### Goal of the exercise
For every line in the records that has the word "Adobe", make a copy.

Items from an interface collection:
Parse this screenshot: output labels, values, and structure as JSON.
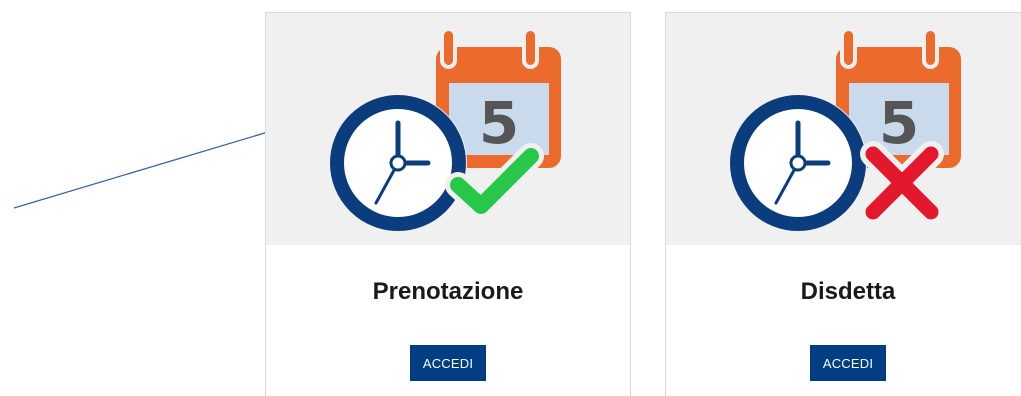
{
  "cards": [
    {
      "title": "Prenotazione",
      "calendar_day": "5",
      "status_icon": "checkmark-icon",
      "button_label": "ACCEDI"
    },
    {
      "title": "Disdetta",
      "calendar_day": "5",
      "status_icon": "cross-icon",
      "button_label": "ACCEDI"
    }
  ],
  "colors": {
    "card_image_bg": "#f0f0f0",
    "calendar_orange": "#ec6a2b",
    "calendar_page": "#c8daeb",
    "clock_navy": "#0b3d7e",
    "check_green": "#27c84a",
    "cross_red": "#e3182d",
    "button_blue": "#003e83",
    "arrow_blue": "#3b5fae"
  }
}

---

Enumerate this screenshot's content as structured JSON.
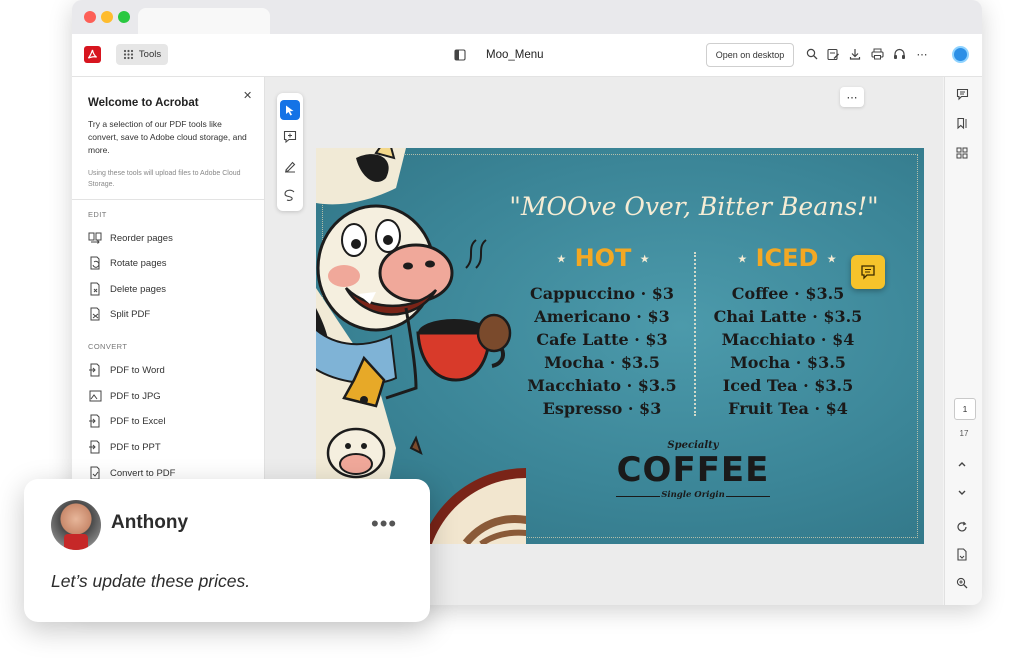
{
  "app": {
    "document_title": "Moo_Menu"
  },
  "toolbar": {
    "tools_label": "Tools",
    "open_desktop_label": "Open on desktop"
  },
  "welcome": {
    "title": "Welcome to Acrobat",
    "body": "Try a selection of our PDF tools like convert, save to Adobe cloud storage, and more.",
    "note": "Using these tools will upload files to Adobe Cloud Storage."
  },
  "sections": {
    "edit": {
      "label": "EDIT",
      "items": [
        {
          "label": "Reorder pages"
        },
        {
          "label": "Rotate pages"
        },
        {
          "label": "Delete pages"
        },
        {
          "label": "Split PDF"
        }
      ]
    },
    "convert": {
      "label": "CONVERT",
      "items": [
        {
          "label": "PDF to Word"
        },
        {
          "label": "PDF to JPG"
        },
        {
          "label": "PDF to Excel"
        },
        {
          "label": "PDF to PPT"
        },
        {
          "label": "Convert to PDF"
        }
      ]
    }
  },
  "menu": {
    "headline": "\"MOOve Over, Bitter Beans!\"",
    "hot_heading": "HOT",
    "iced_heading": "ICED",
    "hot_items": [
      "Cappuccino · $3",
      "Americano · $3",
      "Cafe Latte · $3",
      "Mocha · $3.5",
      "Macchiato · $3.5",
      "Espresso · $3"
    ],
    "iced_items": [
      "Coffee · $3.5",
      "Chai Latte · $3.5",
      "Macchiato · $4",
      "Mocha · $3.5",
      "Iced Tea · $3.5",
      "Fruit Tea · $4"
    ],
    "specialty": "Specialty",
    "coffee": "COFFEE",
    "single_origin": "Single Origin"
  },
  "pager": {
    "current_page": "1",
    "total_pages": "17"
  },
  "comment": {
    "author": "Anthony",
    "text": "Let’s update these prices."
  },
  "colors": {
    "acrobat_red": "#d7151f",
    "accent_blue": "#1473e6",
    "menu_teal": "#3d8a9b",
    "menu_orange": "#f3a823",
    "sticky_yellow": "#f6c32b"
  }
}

### Output
    "body": "Try a selection of our PDF tools like convert, save to Adobe cloud storage, and more.",
    "note": "Using these tools will upload files to Adobe Cloud Storage."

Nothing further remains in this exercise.